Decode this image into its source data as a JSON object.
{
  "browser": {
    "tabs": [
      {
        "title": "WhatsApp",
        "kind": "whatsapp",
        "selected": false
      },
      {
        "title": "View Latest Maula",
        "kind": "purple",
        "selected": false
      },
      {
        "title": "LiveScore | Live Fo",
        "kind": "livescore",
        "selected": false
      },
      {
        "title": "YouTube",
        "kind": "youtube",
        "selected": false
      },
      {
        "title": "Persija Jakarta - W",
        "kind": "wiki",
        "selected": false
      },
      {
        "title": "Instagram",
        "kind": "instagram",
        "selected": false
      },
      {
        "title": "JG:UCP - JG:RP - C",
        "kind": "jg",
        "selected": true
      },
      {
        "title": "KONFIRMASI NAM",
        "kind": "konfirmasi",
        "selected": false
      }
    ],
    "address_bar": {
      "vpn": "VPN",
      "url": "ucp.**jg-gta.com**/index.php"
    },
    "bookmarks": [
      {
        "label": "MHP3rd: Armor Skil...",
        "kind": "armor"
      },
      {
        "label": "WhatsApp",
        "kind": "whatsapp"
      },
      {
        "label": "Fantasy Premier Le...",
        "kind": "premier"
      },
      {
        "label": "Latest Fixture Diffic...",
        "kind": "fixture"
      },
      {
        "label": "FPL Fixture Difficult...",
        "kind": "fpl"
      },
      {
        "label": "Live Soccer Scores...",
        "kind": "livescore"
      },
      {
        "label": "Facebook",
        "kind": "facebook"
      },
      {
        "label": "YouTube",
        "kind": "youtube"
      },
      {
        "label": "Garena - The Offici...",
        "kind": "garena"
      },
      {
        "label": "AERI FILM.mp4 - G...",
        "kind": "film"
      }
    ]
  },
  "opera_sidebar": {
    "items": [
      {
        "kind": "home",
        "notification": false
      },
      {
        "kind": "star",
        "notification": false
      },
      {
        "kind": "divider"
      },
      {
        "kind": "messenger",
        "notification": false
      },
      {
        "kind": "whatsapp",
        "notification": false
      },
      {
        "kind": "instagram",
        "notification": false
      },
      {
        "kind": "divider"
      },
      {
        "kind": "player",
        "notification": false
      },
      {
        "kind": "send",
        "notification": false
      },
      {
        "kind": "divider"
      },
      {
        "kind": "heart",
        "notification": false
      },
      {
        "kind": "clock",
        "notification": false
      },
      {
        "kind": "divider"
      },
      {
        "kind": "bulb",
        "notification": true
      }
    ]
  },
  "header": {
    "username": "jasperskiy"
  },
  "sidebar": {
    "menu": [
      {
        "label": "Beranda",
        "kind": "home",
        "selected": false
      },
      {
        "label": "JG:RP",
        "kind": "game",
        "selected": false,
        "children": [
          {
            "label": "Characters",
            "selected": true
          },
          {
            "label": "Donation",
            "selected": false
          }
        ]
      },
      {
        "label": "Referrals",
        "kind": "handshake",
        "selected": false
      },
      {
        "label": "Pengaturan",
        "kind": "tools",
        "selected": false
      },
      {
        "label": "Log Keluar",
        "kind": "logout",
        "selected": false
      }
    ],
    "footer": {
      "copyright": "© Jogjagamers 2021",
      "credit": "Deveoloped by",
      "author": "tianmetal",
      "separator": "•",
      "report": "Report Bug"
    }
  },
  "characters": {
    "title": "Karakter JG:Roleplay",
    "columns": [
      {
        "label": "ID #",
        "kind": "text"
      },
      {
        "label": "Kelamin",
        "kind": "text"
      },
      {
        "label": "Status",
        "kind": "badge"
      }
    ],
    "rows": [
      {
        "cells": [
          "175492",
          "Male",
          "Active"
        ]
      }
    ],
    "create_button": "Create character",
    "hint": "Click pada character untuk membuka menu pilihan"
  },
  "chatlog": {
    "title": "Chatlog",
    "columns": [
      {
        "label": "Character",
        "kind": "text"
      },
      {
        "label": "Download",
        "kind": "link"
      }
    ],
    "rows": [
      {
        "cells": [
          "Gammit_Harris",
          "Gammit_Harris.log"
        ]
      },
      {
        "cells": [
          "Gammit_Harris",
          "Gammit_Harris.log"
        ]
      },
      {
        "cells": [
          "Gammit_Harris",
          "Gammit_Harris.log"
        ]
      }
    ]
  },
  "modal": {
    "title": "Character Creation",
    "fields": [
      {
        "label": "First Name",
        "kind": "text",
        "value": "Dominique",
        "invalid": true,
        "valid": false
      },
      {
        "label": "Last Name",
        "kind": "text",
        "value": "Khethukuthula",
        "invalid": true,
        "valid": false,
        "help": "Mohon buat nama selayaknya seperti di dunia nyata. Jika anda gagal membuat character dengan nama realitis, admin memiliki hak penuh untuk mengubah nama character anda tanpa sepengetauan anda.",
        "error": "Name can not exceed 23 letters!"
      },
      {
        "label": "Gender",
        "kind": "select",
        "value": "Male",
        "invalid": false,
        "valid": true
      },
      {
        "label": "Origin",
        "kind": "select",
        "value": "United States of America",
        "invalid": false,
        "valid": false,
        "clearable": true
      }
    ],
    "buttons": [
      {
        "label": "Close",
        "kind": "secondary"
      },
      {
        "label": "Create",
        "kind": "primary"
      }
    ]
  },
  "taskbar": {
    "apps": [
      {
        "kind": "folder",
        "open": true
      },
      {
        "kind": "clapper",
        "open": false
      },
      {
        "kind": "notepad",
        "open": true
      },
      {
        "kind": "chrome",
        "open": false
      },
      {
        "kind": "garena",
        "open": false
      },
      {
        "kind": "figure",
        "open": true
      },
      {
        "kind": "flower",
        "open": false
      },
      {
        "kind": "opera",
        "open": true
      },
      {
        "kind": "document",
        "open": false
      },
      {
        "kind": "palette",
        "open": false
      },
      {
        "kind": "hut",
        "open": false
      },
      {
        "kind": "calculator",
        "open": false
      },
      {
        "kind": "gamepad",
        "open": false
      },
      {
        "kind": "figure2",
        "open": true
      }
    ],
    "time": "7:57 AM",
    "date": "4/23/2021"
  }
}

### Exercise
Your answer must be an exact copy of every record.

### Written response
Decode this image into its source data as a JSON object.
{
  "browser": {
    "tabs": [
      {
        "title": "WhatsApp",
        "kind": "whatsapp",
        "selected": false
      },
      {
        "title": "View Latest Maula",
        "kind": "purple",
        "selected": false
      },
      {
        "title": "LiveScore | Live Fo",
        "kind": "livescore",
        "selected": false
      },
      {
        "title": "YouTube",
        "kind": "youtube",
        "selected": false
      },
      {
        "title": "Persija Jakarta - W",
        "kind": "wiki",
        "selected": false
      },
      {
        "title": "Instagram",
        "kind": "instagram",
        "selected": false
      },
      {
        "title": "JG:UCP - JG:RP - C",
        "kind": "jg",
        "selected": true
      },
      {
        "title": "KONFIRMASI NAM",
        "kind": "konfirmasi",
        "selected": false
      }
    ],
    "address_bar": {
      "vpn": "VPN",
      "url": "ucp.**jg-gta.com**/index.php"
    },
    "bookmarks": [
      {
        "label": "MHP3rd: Armor Skil...",
        "kind": "armor"
      },
      {
        "label": "WhatsApp",
        "kind": "whatsapp"
      },
      {
        "label": "Fantasy Premier Le...",
        "kind": "premier"
      },
      {
        "label": "Latest Fixture Diffic...",
        "kind": "fixture"
      },
      {
        "label": "FPL Fixture Difficult...",
        "kind": "fpl"
      },
      {
        "label": "Live Soccer Scores...",
        "kind": "livescore"
      },
      {
        "label": "Facebook",
        "kind": "facebook"
      },
      {
        "label": "YouTube",
        "kind": "youtube"
      },
      {
        "label": "Garena - The Offici...",
        "kind": "garena"
      },
      {
        "label": "AERI FILM.mp4 - G...",
        "kind": "film"
      }
    ]
  },
  "opera_sidebar": {
    "items": [
      {
        "kind": "home",
        "notification": false
      },
      {
        "kind": "star",
        "notification": false
      },
      {
        "kind": "divider"
      },
      {
        "kind": "messenger",
        "notification": false
      },
      {
        "kind": "whatsapp",
        "notification": false
      },
      {
        "kind": "instagram",
        "notification": false
      },
      {
        "kind": "divider"
      },
      {
        "kind": "player",
        "notification": false
      },
      {
        "kind": "send",
        "notification": false
      },
      {
        "kind": "divider"
      },
      {
        "kind": "heart",
        "notification": false
      },
      {
        "kind": "clock",
        "notification": false
      },
      {
        "kind": "divider"
      },
      {
        "kind": "bulb",
        "notification": true
      }
    ]
  },
  "header": {
    "username": "jasperskiy"
  },
  "sidebar": {
    "menu": [
      {
        "label": "Beranda",
        "kind": "home",
        "selected": false
      },
      {
        "label": "JG:RP",
        "kind": "game",
        "selected": false,
        "children": [
          {
            "label": "Characters",
            "selected": true
          },
          {
            "label": "Donation",
            "selected": false
          }
        ]
      },
      {
        "label": "Referrals",
        "kind": "handshake",
        "selected": false
      },
      {
        "label": "Pengaturan",
        "kind": "tools",
        "selected": false
      },
      {
        "label": "Log Keluar",
        "kind": "logout",
        "selected": false
      }
    ],
    "footer": {
      "copyright": "© Jogjagamers 2021",
      "credit": "Deveoloped by",
      "author": "tianmetal",
      "separator": "•",
      "report": "Report Bug"
    }
  },
  "characters": {
    "title": "Karakter JG:Roleplay",
    "columns": [
      {
        "label": "ID #",
        "kind": "text"
      },
      {
        "label": "Kelamin",
        "kind": "text"
      },
      {
        "label": "Status",
        "kind": "badge"
      }
    ],
    "rows": [
      {
        "cells": [
          "175492",
          "Male",
          "Active"
        ]
      }
    ],
    "create_button": "Create character",
    "hint": "Click pada character untuk membuka menu pilihan"
  },
  "chatlog": {
    "title": "Chatlog",
    "columns": [
      {
        "label": "Character",
        "kind": "text"
      },
      {
        "label": "Download",
        "kind": "link"
      }
    ],
    "rows": [
      {
        "cells": [
          "Gammit_Harris",
          "Gammit_Harris.log"
        ]
      },
      {
        "cells": [
          "Gammit_Harris",
          "Gammit_Harris.log"
        ]
      },
      {
        "cells": [
          "Gammit_Harris",
          "Gammit_Harris.log"
        ]
      }
    ]
  },
  "modal": {
    "title": "Character Creation",
    "fields": [
      {
        "label": "First Name",
        "kind": "text",
        "value": "Dominique",
        "invalid": true,
        "valid": false
      },
      {
        "label": "Last Name",
        "kind": "text",
        "value": "Khethukuthula",
        "invalid": true,
        "valid": false,
        "help": "Mohon buat nama selayaknya seperti di dunia nyata. Jika anda gagal membuat character dengan nama realitis, admin memiliki hak penuh untuk mengubah nama character anda tanpa sepengetauan anda.",
        "error": "Name can not exceed 23 letters!"
      },
      {
        "label": "Gender",
        "kind": "select",
        "value": "Male",
        "invalid": false,
        "valid": true
      },
      {
        "label": "Origin",
        "kind": "select",
        "value": "United States of America",
        "invalid": false,
        "valid": false,
        "clearable": true
      }
    ],
    "buttons": [
      {
        "label": "Close",
        "kind": "secondary"
      },
      {
        "label": "Create",
        "kind": "primary"
      }
    ]
  },
  "taskbar": {
    "apps": [
      {
        "kind": "folder",
        "open": true
      },
      {
        "kind": "clapper",
        "open": false
      },
      {
        "kind": "notepad",
        "open": true
      },
      {
        "kind": "chrome",
        "open": false
      },
      {
        "kind": "garena",
        "open": false
      },
      {
        "kind": "figure",
        "open": true
      },
      {
        "kind": "flower",
        "open": false
      },
      {
        "kind": "opera",
        "open": true
      },
      {
        "kind": "document",
        "open": false
      },
      {
        "kind": "palette",
        "open": false
      },
      {
        "kind": "hut",
        "open": false
      },
      {
        "kind": "calculator",
        "open": false
      },
      {
        "kind": "gamepad",
        "open": false
      },
      {
        "kind": "figure2",
        "open": true
      }
    ],
    "time": "7:57 AM",
    "date": "4/23/2021"
  }
}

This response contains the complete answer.